Unfortunately, despite any advantages of such a system, proportional representation is not likely to be taken up in America anytime soon given the multiple hurdles of changing electoral rules and party biases towards the status quo and their own power.
So, it will be up to Americans and the two-parties themselves to figure out how to turn down the heat on our toxic politics, check the extremes, and try to create more reasonable pathways for consideration of national and local needs. If we can’t create a multi-party system, we can at least try to mimic the positive contributions of one within our two-party structure.

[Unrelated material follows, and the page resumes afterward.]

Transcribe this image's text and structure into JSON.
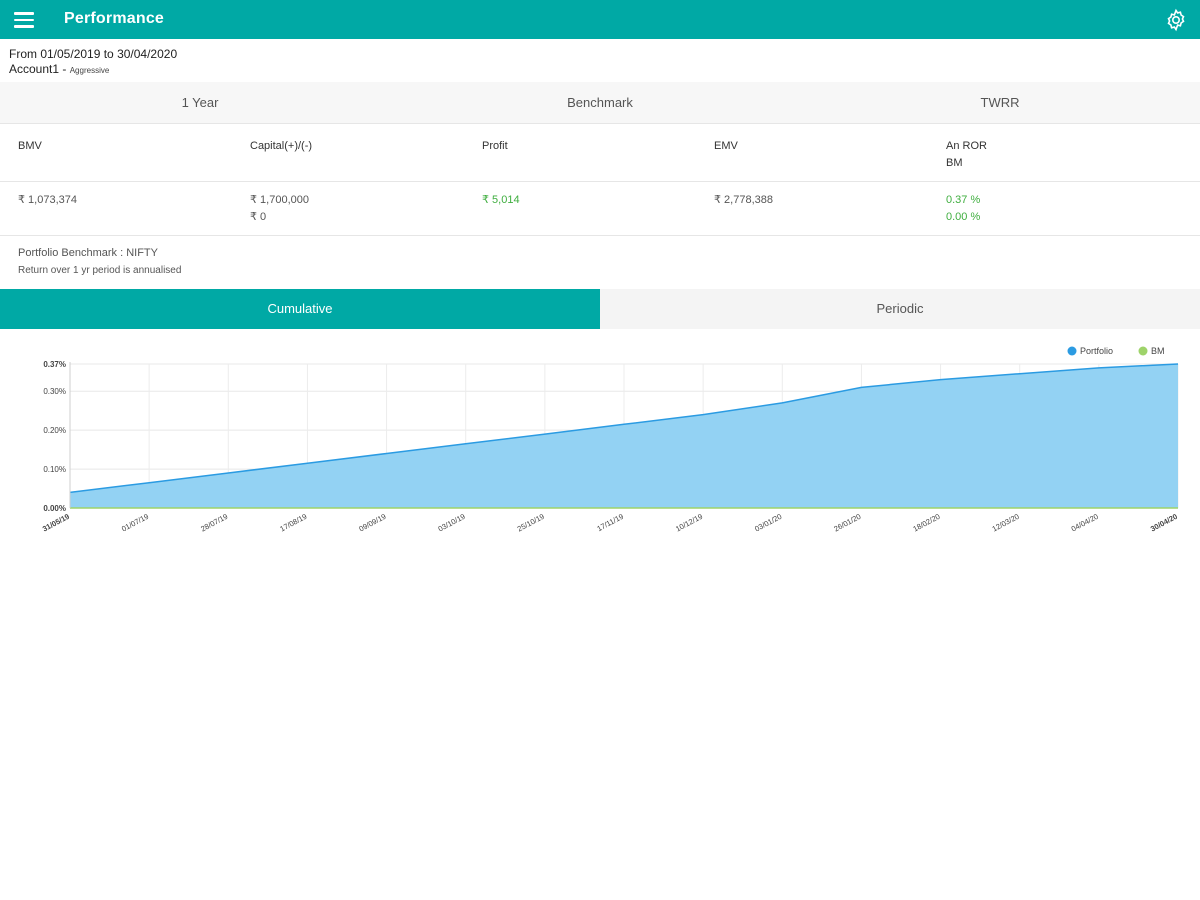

First, we need to encourage more ideological and viewpoint diversity within the Republican and Democratic parties and devise institutional means for representing these competing voices while working across ideological lines on pragmatic economic and social policies. There are precedents for this with civil rights legislation and the creation of Medicare during the 1960s—and tax and immigration changes during the 1980s—that passed with crossover support from liberal Republicans or conservative Democrats, respectively. Major changes today, such as the passage of the Affordable Care Act or the 2017 Trump tax cuts, occur almost exclusively with one-party support and then the opposing party going to the mat for multiple election cycles to erase the legislation.
The bipartisan infrastructure bill in 2021 showed a possible way to encourage ideologically diverse groups to work together to achieve something that benefits all Americans. And we may yet see more of this on policies to combat Russia’s flagrant aggression and on electoral reforms. But ideological diversity within both parties will be required to engage and broker these and other compromises. Larger blocs of divergent groups of legislators within each party will also reduce the excess power any one person has over policy making and could help to limit governing by crisis where Congress makes huge decisions at the last minute with gigantic bills few people understand.
Second, Americans themselves need to find ways to make partisanship and group differences less central to their own identities. It’s a fundamental norm in liberal democracies that the government and individual citizens can’t force other people to bend the knee to one particular way of thinking. Pluralism and tolerance of dissent are vital to healthy democracies. People need to respect different values and beliefs and give people a fair hearing, or at a minimum avoid going bonkers with illiberal ideas when their side loses an election.
More importantly, Americans would do well to find more cooperative local projects to work on together—fixing schools, cleaning up neighborhoods and keeping them safe, getting to know others from different backgrounds and faith traditions, helping those most in need—rather than constantly retreating into partisan echo chambers and looking for more ways to despise other Americans.
We can’t eradicate partisan sectarianism overnight. But we can take steps to institutionally encourage more viewpoint diversity in the two-party system and “deradicalize” our own partisan politics by refusing to live based on animosity towards others.